BEGIN RECORDS SUPPLIED

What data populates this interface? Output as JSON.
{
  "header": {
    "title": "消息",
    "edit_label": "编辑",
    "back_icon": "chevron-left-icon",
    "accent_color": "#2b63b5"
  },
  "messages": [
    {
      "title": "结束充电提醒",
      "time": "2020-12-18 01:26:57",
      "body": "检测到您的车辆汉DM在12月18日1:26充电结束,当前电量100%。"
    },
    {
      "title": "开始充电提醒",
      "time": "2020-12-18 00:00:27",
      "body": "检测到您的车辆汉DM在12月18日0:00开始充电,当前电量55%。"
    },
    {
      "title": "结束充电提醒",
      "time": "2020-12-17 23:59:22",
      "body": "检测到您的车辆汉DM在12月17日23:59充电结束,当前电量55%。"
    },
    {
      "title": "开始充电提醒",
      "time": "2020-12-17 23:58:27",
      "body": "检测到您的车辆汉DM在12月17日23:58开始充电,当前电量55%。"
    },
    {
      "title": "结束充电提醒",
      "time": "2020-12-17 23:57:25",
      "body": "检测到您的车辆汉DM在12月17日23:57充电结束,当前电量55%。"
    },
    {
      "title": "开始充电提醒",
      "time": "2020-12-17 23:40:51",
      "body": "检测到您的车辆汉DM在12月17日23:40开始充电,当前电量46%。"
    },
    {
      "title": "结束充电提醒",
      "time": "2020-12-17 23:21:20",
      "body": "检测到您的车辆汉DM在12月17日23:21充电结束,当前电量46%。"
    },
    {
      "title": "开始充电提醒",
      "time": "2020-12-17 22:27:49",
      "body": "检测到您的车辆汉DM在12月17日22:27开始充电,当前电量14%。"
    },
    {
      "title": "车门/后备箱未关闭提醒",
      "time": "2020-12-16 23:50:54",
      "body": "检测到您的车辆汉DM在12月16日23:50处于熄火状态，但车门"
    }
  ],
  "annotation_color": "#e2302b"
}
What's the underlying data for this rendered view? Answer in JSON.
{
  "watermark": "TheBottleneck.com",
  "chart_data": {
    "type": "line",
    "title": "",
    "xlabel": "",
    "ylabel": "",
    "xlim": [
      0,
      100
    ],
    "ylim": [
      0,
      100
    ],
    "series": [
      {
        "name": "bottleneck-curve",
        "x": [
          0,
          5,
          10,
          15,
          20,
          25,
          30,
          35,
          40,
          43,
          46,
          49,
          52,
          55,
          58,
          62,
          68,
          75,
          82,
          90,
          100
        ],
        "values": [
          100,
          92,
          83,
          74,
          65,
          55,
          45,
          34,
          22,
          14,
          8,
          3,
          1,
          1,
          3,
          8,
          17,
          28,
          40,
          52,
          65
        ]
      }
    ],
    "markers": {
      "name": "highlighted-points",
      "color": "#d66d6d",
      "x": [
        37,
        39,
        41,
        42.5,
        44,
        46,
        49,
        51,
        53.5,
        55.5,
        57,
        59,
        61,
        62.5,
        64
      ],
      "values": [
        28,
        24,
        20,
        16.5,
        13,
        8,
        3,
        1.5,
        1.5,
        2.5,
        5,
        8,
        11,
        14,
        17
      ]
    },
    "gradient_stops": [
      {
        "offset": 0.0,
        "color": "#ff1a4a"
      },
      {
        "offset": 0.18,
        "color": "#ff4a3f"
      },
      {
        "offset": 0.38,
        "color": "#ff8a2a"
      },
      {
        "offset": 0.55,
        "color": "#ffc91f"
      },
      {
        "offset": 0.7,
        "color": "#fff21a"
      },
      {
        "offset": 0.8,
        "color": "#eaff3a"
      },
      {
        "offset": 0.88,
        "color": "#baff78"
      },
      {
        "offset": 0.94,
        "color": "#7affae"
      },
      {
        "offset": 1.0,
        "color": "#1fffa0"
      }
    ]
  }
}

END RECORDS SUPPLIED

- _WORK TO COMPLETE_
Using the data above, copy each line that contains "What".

- _SOLUTION TO THIS PROBLEM_
What data populates this interface? Output as JSON.
What's the underlying data for this rendered view? Answer in JSON.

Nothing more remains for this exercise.